Fleets are being urged to see the bigger picture on the savings from going electric to help support the Government’s road to zero target.
Latest data from the SMMT shows that while registrations of battery electric cars increased by 77.6% in August, accounting for 6.4% of the market, they make up just 4.9% of registrations year to date, up from 1.1% in the same period last year – this clearly illustrates the scale of the challenge ahead to reach the government target for EVs to comprise 70% of new car sales by 2030.
Although research, such as from RingGo, continues to show how drivers are being put off switching to fully electric vehicles due to concerns over cost – as well as range and infrastructure – Venson says it’s vital to look at the whole-life costs (WLCs) of an electric vehicle compared to a petrol or diesel as they could incentivise employees to go electric and build a fleet case for making the transition.
According to Simon Staton, director of client management for Venson, EVs can provide savings under many of the constituent parts of WLCs, which include purchase price, level of depreciation, servicing and maintenance costs, company car tax, warranty and expected fuel expenditure.
Savings on servicing are one of the key attractions, with EVs not requiring changes on oil, air filter, transmission fluid, exhaust pipe or radiator hoses. Staton outlined: “Not only does that make an EV cheaper from a service, maintenance and repair (SMR) viewpoint, because there are fewer moving parts to go wrong, it means potentially improved reliability and reduced off-road times. Pure EVs, as opposed to range-extended EVs and PHEVs, will typically have lower annual mileage and therefore will almost certainly hit date-derived service intervals before mileage intervals.”

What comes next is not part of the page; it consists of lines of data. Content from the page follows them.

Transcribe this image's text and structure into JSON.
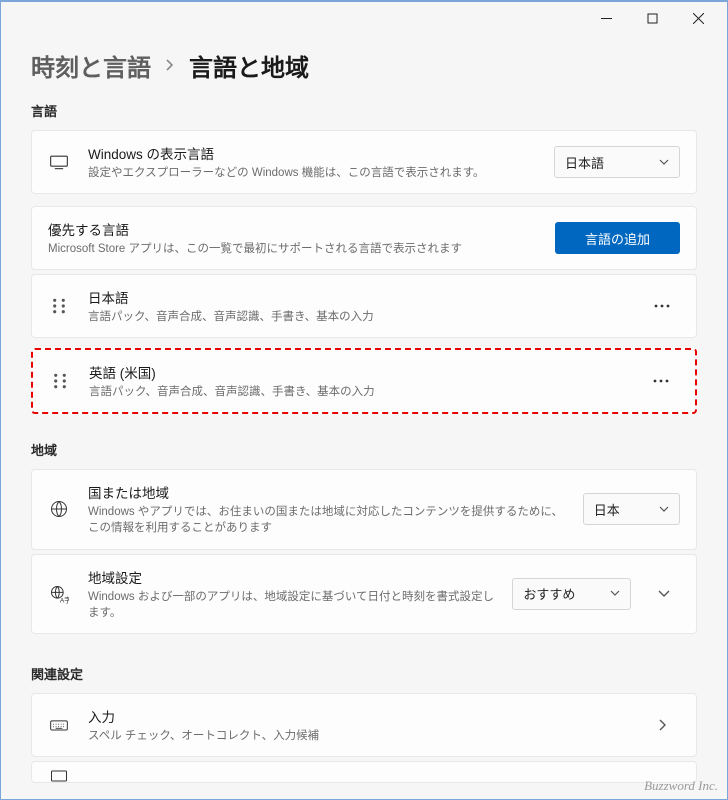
{
  "titlebar": {},
  "breadcrumb": {
    "parent": "時刻と言語",
    "current": "言語と地域"
  },
  "sections": {
    "language_header": "言語",
    "region_header": "地域",
    "related_header": "関連設定"
  },
  "display_language": {
    "title": "Windows の表示言語",
    "sub": "設定やエクスプローラーなどの Windows 機能は、この言語で表示されます。",
    "value": "日本語"
  },
  "preferred_languages": {
    "title": "優先する言語",
    "sub": "Microsoft Store アプリは、この一覧で最初にサポートされる言語で表示されます",
    "add_button": "言語の追加",
    "items": [
      {
        "name": "日本語",
        "features": "言語パック、音声合成、音声認識、手書き、基本の入力"
      },
      {
        "name": "英語 (米国)",
        "features": "言語パック、音声合成、音声認識、手書き、基本の入力"
      }
    ]
  },
  "region": {
    "country": {
      "title": "国または地域",
      "sub": "Windows やアプリでは、お住まいの国または地域に対応したコンテンツを提供するために、この情報を利用することがあります",
      "value": "日本"
    },
    "format": {
      "title": "地域設定",
      "sub": "Windows および一部のアプリは、地域設定に基づいて日付と時刻を書式設定します。",
      "value": "おすすめ"
    }
  },
  "related": {
    "input": {
      "title": "入力",
      "sub": "スペル チェック、オートコレクト、入力候補"
    }
  },
  "watermark": "Buzzword Inc."
}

Venson also pointed to Go Ultra Low research which found the average yearly spend for servicing and maintenance of a petrol or diesel car is £400, more than four times the sub-£100 annual spend for an electric model. The saving on PHEVs is not as great but can be around 20%, depending on how many miles are driven on electric power. The more miles driven using the internal combustion engine will result in wear and tear on friction items and greater oil use among other factors.
And with the cost of charging coming out significantly lower than the cost of petrol or diesel, drivers and fleets can also make significant fuel savings; Go Ultra Low’s Online Electric Car Journey Price Indicator provides an idea of cost savings on journeys.
As for residual values, Staton continued: “The main consideration is whether the technology in the vehicle will remain viable and is perceived to be something that has a future that will be valued by the marketplace. This will depend on desirability and availability of reliable data.”
But as well as bringing savings, switching to fully electric cars as well as hybrids and plug-in hybrids can help with a company’s eco and CSR policies.
Staton concluded: “Fleets and businesses play a vital role in transitioning the UK car parc to zero-emission vehicles and with 34 new plug-in vehicles due to launch by the end 2020 now is the time to review fleet requirements to comply with environmental standards and ensure a solid ethical reputation of a business.”